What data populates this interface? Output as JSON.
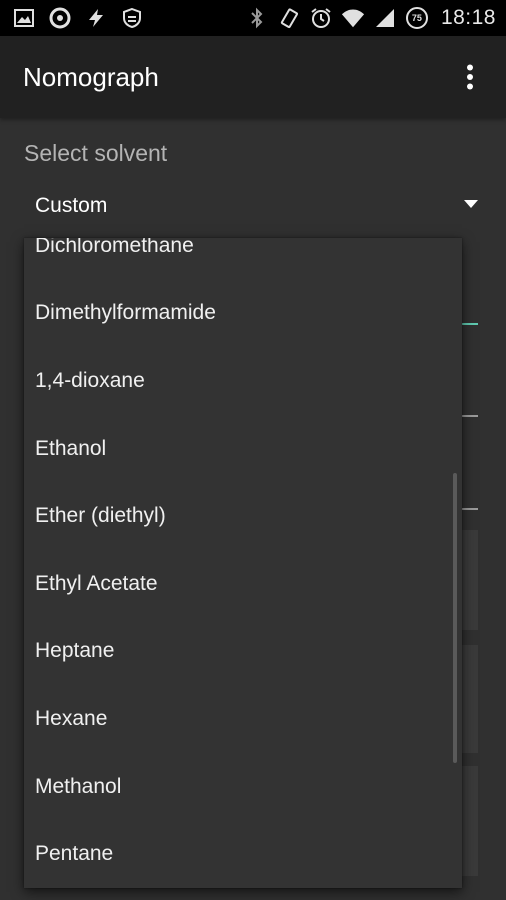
{
  "status_bar": {
    "time": "18:18",
    "battery_level": "75",
    "left_icons": [
      "image-icon",
      "circle-a-icon",
      "flash-icon",
      "shield-icon"
    ],
    "right_icons": [
      "bluetooth-icon",
      "vibrate-icon",
      "alarm-icon",
      "wifi-icon",
      "signal-icon",
      "battery-icon"
    ]
  },
  "app_bar": {
    "title": "Nomograph",
    "overflow_icon": "more-vert-icon"
  },
  "main": {
    "section_label": "Select solvent",
    "spinner": {
      "selected": "Custom",
      "arrow_icon": "dropdown-triangle-icon"
    },
    "dropdown": {
      "items": [
        "Dichloromethane",
        "Dimethylformamide",
        "1,4-dioxane",
        "Ethanol",
        "Ether (diethyl)",
        "Ethyl Acetate",
        "Heptane",
        "Hexane",
        "Methanol",
        "Pentane"
      ]
    }
  },
  "colors": {
    "status_bar_bg": "#000000",
    "app_bar_bg": "#212121",
    "background": "#303030",
    "dropdown_bg": "#333333",
    "accent": "#5fc9b0",
    "secondary_text": "#b4b4b4"
  }
}
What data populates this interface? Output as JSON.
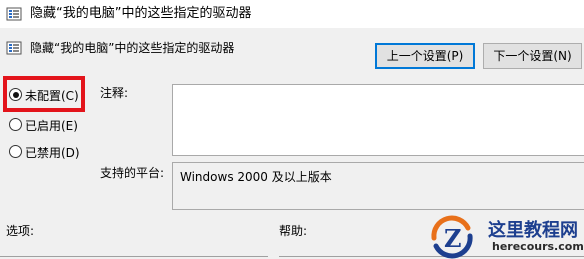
{
  "window": {
    "title": "隐藏“我的电脑”中的这些指定的驱动器",
    "icon": "policy-settings-icon"
  },
  "header": {
    "setting_name": "隐藏“我的电脑”中的这些指定的驱动器",
    "icon": "policy-settings-icon"
  },
  "nav_buttons": {
    "prev_label": "上一个设置(P)",
    "next_label": "下一个设置(N)"
  },
  "state_options": [
    {
      "label": "未配置(C)",
      "checked": true
    },
    {
      "label": "已启用(E)",
      "checked": false
    },
    {
      "label": "已禁用(D)",
      "checked": false
    }
  ],
  "highlight_color": "#e3141b",
  "notes": {
    "label": "注释:",
    "value": ""
  },
  "platform": {
    "label": "支持的平台:",
    "value": "Windows 2000 及以上版本"
  },
  "bottom": {
    "options_label": "选项:",
    "help_label": "帮助:"
  },
  "watermark": {
    "cn_text": "这里教程网",
    "en_text": "herecours.com"
  }
}
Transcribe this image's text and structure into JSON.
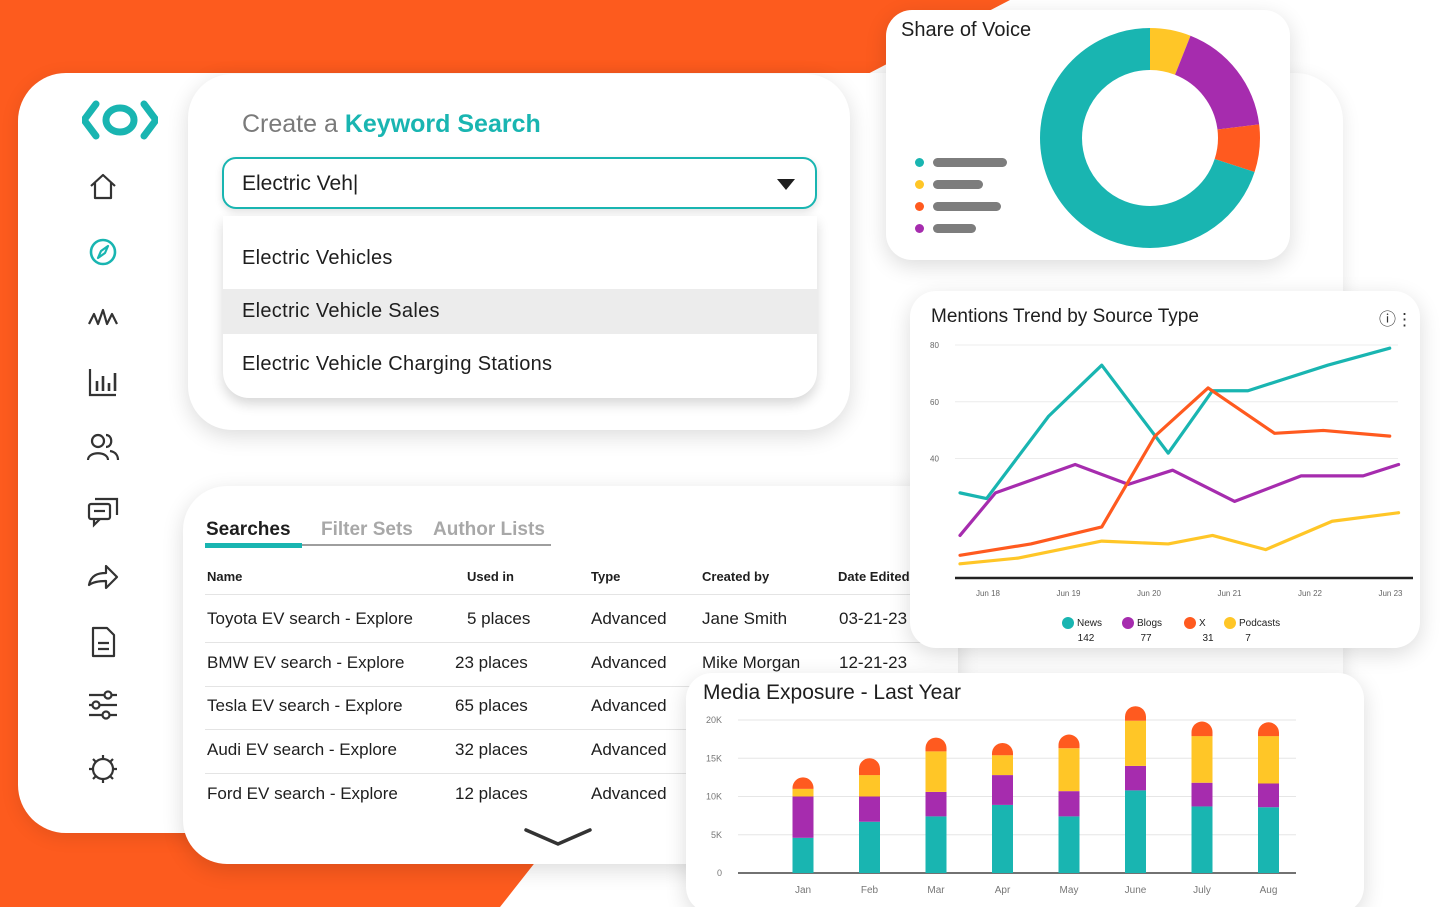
{
  "colors": {
    "teal": "#19b5b1",
    "purple": "#a62cae",
    "orange": "#ff5a1f",
    "yellow": "#ffc627",
    "brand_orange": "#fd5b1e"
  },
  "sidebar": {
    "logo": "logo-icon",
    "items": [
      {
        "icon": "home-icon"
      },
      {
        "icon": "compass-icon",
        "active": true
      },
      {
        "icon": "trend-waves-icon"
      },
      {
        "icon": "bar-chart-icon"
      },
      {
        "icon": "users-icon"
      },
      {
        "icon": "chat-icon"
      },
      {
        "icon": "share-arrow-icon"
      },
      {
        "icon": "document-icon"
      },
      {
        "icon": "sliders-icon"
      },
      {
        "icon": "gear-icon"
      }
    ]
  },
  "keyword_search": {
    "title_prefix": "Create a",
    "title_accent": "Keyword Search",
    "input_value": "Electric Veh|",
    "options": [
      "Electric Vehicles",
      "Electric Vehicle Sales",
      "Electric Vehicle Charging Stations"
    ],
    "selected_index": 1
  },
  "searches": {
    "tabs": [
      "Searches",
      "Filter Sets",
      "Author Lists"
    ],
    "columns": [
      "Name",
      "Used in",
      "Type",
      "Created by",
      "Date Edited"
    ],
    "rows": [
      [
        "Toyota EV search - Explore",
        "5 places",
        "Advanced",
        "Jane Smith",
        "03-21-23"
      ],
      [
        "BMW EV search - Explore",
        "23 places",
        "Advanced",
        "Mike Morgan",
        "12-21-23"
      ],
      [
        "Tesla EV search - Explore",
        "65 places",
        "Advanced",
        "",
        ""
      ],
      [
        "Audi EV search - Explore",
        "32 places",
        "Advanced",
        "",
        ""
      ],
      [
        "Ford EV search - Explore",
        "12 places",
        "Advanced",
        "",
        ""
      ]
    ]
  },
  "share_of_voice": {
    "title": "Share of Voice",
    "slices": [
      {
        "color": "#19b5b1",
        "value": 0.7
      },
      {
        "color": "#ffc627",
        "value": 0.06
      },
      {
        "color": "#a62cae",
        "value": 0.17
      },
      {
        "color": "#ff5a1f",
        "value": 0.07
      }
    ]
  },
  "chart_data": [
    {
      "type": "line",
      "title": "Mentions Trend by Source Type",
      "yticks": [
        "80",
        "60",
        "40"
      ],
      "x": [
        "Jun 18",
        "Jun 19",
        "Jun 20",
        "Jun 21",
        "Jun 22",
        "Jun 23"
      ],
      "ylim": [
        0,
        80
      ],
      "series": [
        {
          "name": "News",
          "total": "142",
          "color": "#19b5b1",
          "x": [
            0,
            0.3,
            1,
            1.6,
            2.35,
            2.85,
            3.25,
            4.15,
            4.85
          ],
          "values": [
            30,
            28,
            57,
            75,
            44,
            66,
            66,
            75,
            81
          ]
        },
        {
          "name": "Blogs",
          "total": "77",
          "color": "#a62cae",
          "x": [
            0,
            0.4,
            1.3,
            1.9,
            2.4,
            3.1,
            3.85,
            4.55,
            4.95
          ],
          "values": [
            15,
            30,
            40,
            33,
            38,
            27,
            36,
            36,
            40
          ]
        },
        {
          "name": "X",
          "total": "31",
          "color": "#ff5a1f",
          "x": [
            0,
            0.8,
            1.6,
            2.2,
            2.8,
            3.55,
            4.1,
            4.85
          ],
          "values": [
            8,
            12,
            18,
            50,
            67,
            51,
            52,
            50
          ]
        },
        {
          "name": "Podcasts",
          "total": "7",
          "color": "#ffc627",
          "x": [
            0,
            0.65,
            1.6,
            2.35,
            2.85,
            3.45,
            4.2,
            4.95
          ],
          "values": [
            5,
            7,
            13,
            12,
            15,
            10,
            20,
            23
          ]
        }
      ]
    },
    {
      "type": "bar",
      "title": "Media Exposure - Last Year",
      "categories": [
        "Jan",
        "Feb",
        "Mar",
        "Apr",
        "May",
        "June",
        "July",
        "Aug"
      ],
      "yticks": [
        "20K",
        "15K",
        "10K",
        "5K",
        "0"
      ],
      "ylim": [
        0,
        20000
      ],
      "series": [
        {
          "name": "teal",
          "color": "#19b5b1",
          "values": [
            4600,
            6700,
            7400,
            8900,
            7400,
            10800,
            8700,
            8600
          ]
        },
        {
          "name": "purple",
          "color": "#a62cae",
          "values": [
            5400,
            3300,
            3200,
            3900,
            3300,
            3200,
            3100,
            3100
          ]
        },
        {
          "name": "yellow",
          "color": "#ffc627",
          "values": [
            1000,
            2800,
            5300,
            2600,
            5600,
            5900,
            6100,
            6200
          ]
        },
        {
          "name": "orange",
          "color": "#ff5a1f",
          "values": [
            1500,
            2200,
            1800,
            1600,
            1800,
            1900,
            1900,
            1800
          ]
        }
      ]
    }
  ]
}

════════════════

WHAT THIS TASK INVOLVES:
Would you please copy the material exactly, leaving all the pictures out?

ANSWER TO THIS TASK:
What data populates this interface? Output as JSON.
{
  "status_bar": {
    "time": "18:18",
    "battery_level": "75",
    "left_icons": [
      "image-icon",
      "circle-a-icon",
      "flash-icon",
      "shield-icon"
    ],
    "right_icons": [
      "bluetooth-icon",
      "vibrate-icon",
      "alarm-icon",
      "wifi-icon",
      "signal-icon",
      "battery-icon"
    ]
  },
  "app_bar": {
    "title": "Nomograph",
    "overflow_icon": "more-vert-icon"
  },
  "main": {
    "section_label": "Select solvent",
    "spinner": {
      "selected": "Custom",
      "arrow_icon": "dropdown-triangle-icon"
    },
    "dropdown": {
      "items": [
        "Dichloromethane",
        "Dimethylformamide",
        "1,4-dioxane",
        "Ethanol",
        "Ether (diethyl)",
        "Ethyl Acetate",
        "Heptane",
        "Hexane",
        "Methanol",
        "Pentane"
      ]
    }
  },
  "colors": {
    "status_bar_bg": "#000000",
    "app_bar_bg": "#212121",
    "background": "#303030",
    "dropdown_bg": "#333333",
    "accent": "#5fc9b0",
    "secondary_text": "#b4b4b4"
  }
}
What data populates this interface? Output as JSON.
{
  "window": {
    "title": "隐藏“我的电脑”中的这些指定的驱动器",
    "icon": "policy-settings-icon"
  },
  "header": {
    "setting_name": "隐藏“我的电脑”中的这些指定的驱动器",
    "icon": "policy-settings-icon"
  },
  "nav_buttons": {
    "prev_label": "上一个设置(P)",
    "next_label": "下一个设置(N)"
  },
  "state_options": [
    {
      "label": "未配置(C)",
      "checked": true
    },
    {
      "label": "已启用(E)",
      "checked": false
    },
    {
      "label": "已禁用(D)",
      "checked": false
    }
  ],
  "highlight_color": "#e3141b",
  "notes": {
    "label": "注释:",
    "value": ""
  },
  "platform": {
    "label": "支持的平台:",
    "value": "Windows 2000 及以上版本"
  },
  "bottom": {
    "options_label": "选项:",
    "help_label": "帮助:"
  },
  "watermark": {
    "cn_text": "这里教程网",
    "en_text": "herecours.com"
  }
}
Transcribe this image's text and structure into JSON.
{
  "colors": {
    "teal": "#19b5b1",
    "purple": "#a62cae",
    "orange": "#ff5a1f",
    "yellow": "#ffc627",
    "brand_orange": "#fd5b1e"
  },
  "sidebar": {
    "logo": "logo-icon",
    "items": [
      {
        "icon": "home-icon"
      },
      {
        "icon": "compass-icon",
        "active": true
      },
      {
        "icon": "trend-waves-icon"
      },
      {
        "icon": "bar-chart-icon"
      },
      {
        "icon": "users-icon"
      },
      {
        "icon": "chat-icon"
      },
      {
        "icon": "share-arrow-icon"
      },
      {
        "icon": "document-icon"
      },
      {
        "icon": "sliders-icon"
      },
      {
        "icon": "gear-icon"
      }
    ]
  },
  "keyword_search": {
    "title_prefix": "Create a",
    "title_accent": "Keyword Search",
    "input_value": "Electric Veh|",
    "options": [
      "Electric Vehicles",
      "Electric Vehicle Sales",
      "Electric Vehicle Charging Stations"
    ],
    "selected_index": 1
  },
  "searches": {
    "tabs": [
      "Searches",
      "Filter Sets",
      "Author Lists"
    ],
    "columns": [
      "Name",
      "Used in",
      "Type",
      "Created by",
      "Date Edited"
    ],
    "rows": [
      [
        "Toyota EV search - Explore",
        "5 places",
        "Advanced",
        "Jane Smith",
        "03-21-23"
      ],
      [
        "BMW EV search - Explore",
        "23 places",
        "Advanced",
        "Mike Morgan",
        "12-21-23"
      ],
      [
        "Tesla EV search - Explore",
        "65 places",
        "Advanced",
        "",
        ""
      ],
      [
        "Audi EV search - Explore",
        "32 places",
        "Advanced",
        "",
        ""
      ],
      [
        "Ford EV search - Explore",
        "12 places",
        "Advanced",
        "",
        ""
      ]
    ]
  },
  "share_of_voice": {
    "title": "Share of Voice",
    "slices": [
      {
        "color": "#19b5b1",
        "value": 0.7
      },
      {
        "color": "#ffc627",
        "value": 0.06
      },
      {
        "color": "#a62cae",
        "value": 0.17
      },
      {
        "color": "#ff5a1f",
        "value": 0.07
      }
    ]
  },
  "chart_data": [
    {
      "type": "line",
      "title": "Mentions Trend by Source Type",
      "yticks": [
        "80",
        "60",
        "40"
      ],
      "x": [
        "Jun 18",
        "Jun 19",
        "Jun 20",
        "Jun 21",
        "Jun 22",
        "Jun 23"
      ],
      "ylim": [
        0,
        80
      ],
      "series": [
        {
          "name": "News",
          "total": "142",
          "color": "#19b5b1",
          "x": [
            0,
            0.3,
            1,
            1.6,
            2.35,
            2.85,
            3.25,
            4.15,
            4.85
          ],
          "values": [
            30,
            28,
            57,
            75,
            44,
            66,
            66,
            75,
            81
          ]
        },
        {
          "name": "Blogs",
          "total": "77",
          "color": "#a62cae",
          "x": [
            0,
            0.4,
            1.3,
            1.9,
            2.4,
            3.1,
            3.85,
            4.55,
            4.95
          ],
          "values": [
            15,
            30,
            40,
            33,
            38,
            27,
            36,
            36,
            40
          ]
        },
        {
          "name": "X",
          "total": "31",
          "color": "#ff5a1f",
          "x": [
            0,
            0.8,
            1.6,
            2.2,
            2.8,
            3.55,
            4.1,
            4.85
          ],
          "values": [
            8,
            12,
            18,
            50,
            67,
            51,
            52,
            50
          ]
        },
        {
          "name": "Podcasts",
          "total": "7",
          "color": "#ffc627",
          "x": [
            0,
            0.65,
            1.6,
            2.35,
            2.85,
            3.45,
            4.2,
            4.95
          ],
          "values": [
            5,
            7,
            13,
            12,
            15,
            10,
            20,
            23
          ]
        }
      ]
    },
    {
      "type": "bar",
      "title": "Media Exposure - Last Year",
      "categories": [
        "Jan",
        "Feb",
        "Mar",
        "Apr",
        "May",
        "June",
        "July",
        "Aug"
      ],
      "yticks": [
        "20K",
        "15K",
        "10K",
        "5K",
        "0"
      ],
      "ylim": [
        0,
        20000
      ],
      "series": [
        {
          "name": "teal",
          "color": "#19b5b1",
          "values": [
            4600,
            6700,
            7400,
            8900,
            7400,
            10800,
            8700,
            8600
          ]
        },
        {
          "name": "purple",
          "color": "#a62cae",
          "values": [
            5400,
            3300,
            3200,
            3900,
            3300,
            3200,
            3100,
            3100
          ]
        },
        {
          "name": "yellow",
          "color": "#ffc627",
          "values": [
            1000,
            2800,
            5300,
            2600,
            5600,
            5900,
            6100,
            6200
          ]
        },
        {
          "name": "orange",
          "color": "#ff5a1f",
          "values": [
            1500,
            2200,
            1800,
            1600,
            1800,
            1900,
            1900,
            1800
          ]
        }
      ]
    }
  ]
}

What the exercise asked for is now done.